Jailbreaking Exemption to Expire in 2012
Oh hey iPhone users. Have you ever wanted to customize the keyboard on your phone? Or have your iPhone time stamp each and every SMS message? Or even facetime with loved ones over 3G instead of Wi-Fi? All of this is available to you right now, but may not be for long.
The activities mentioned are currently legal because of a provision in the Digital Millennium Copyright Act (DMCA) that legitimizes the practice of removing the limitations imposed by Apple’s iOS operating system. Those activities described above can be achieved through an act known as jailbreaking. Jailbreaking is the method by which one can transform an Apple device running the iOS operating system – such as the iPhone, iPad, or iPod touch – to allow third-party applications and software to be installed and used. Jailbreaking allows users to gain access to the operating system and download independent applications, or apps, which are not officially approved by Apple.

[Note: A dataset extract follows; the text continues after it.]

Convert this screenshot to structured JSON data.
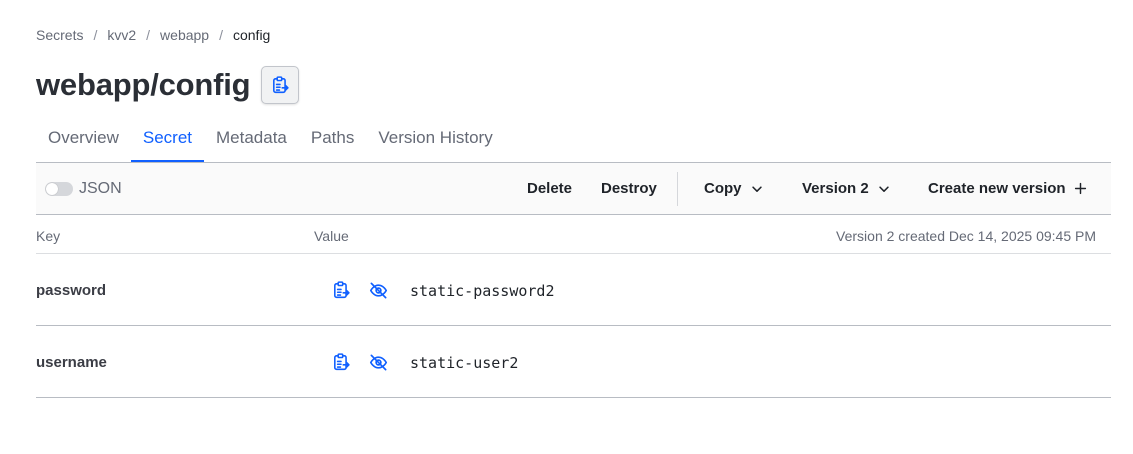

Why would one want to jailbreak their iPhone? The main reason is that some Apple users want to customize their iPhone or iPad and expand its features. A jailbreaker can modify their iPhone and change the wallpaper, icons, and other system graphics. Some advocates of jailbreaking boast that they can now circumvent restrictions of Apple’s iOS operating system, and can now use Flash on their iPhone or turn their phone into a Wi-Fi hotspot. Another reason for users to jailbreak their Apple devices is to access apps that are not found in the Apple App Store. Some believe Apple censors the content of its apps, citing Apple’s decision in 2010 to remove the WikiLeaks app from its App Store. These users may find jailbreaking to be an alternative to the censorship they believe Apple places on its apps.
But what goes up must come down and there is definitely a downside to jailbreaking. Apple has reported that customers who jailbreak their iPhones can experience device instability, unreliable voice and data service, disruption of services, and problems synchronizing data. Apple also warns of compromised security, shortened battery life, and inability to apply future software updates. Apple states clearly on its website “unauthorized modification of the iOS is a violation of the iPhone end-user license agreement and because of this, Apple may deny service for an iPhone, iPad, or iPod touch that has installed any unauthorized software.”
Jailbreaking is a known exemption under the Digital Millennium Copyright Act anti-circumvention provisions. The DMCA, signed into law in 1998, offers protection against circumvention of technological measures used by copyright owners to protect their work. However, every three years the Librarian of Congress may designate certain activities as exempt from the anti-circumvention provisions. In 2010, the U.S. Copyright Office and the Librarian of Congress recommended that computer programs that enable wireless telephone handsets to execute various software applications, when lawfully obtained, be placed under the list of exemptions under the DMCA. However, this exemption for jailbreaking will expire in 2012.
In the spring of 2012, the U.S. Copyright Office will hold hearings on the proposed DMCA exemptions. The Electronic Frontier Foundation (EFF), a non-profit group that advocates for digital rights, is petitioning the Copyright Office to protect jailbreaking. The EFF is asking the Copyright Office to extend the 2010 exemption for jailbreaking. The EFF acknowledges that the DMCA is made to block copyright infringement but supports the jailbreaking exemption because it will allow Apple users more freedom to make their devices “more secure and more functional.”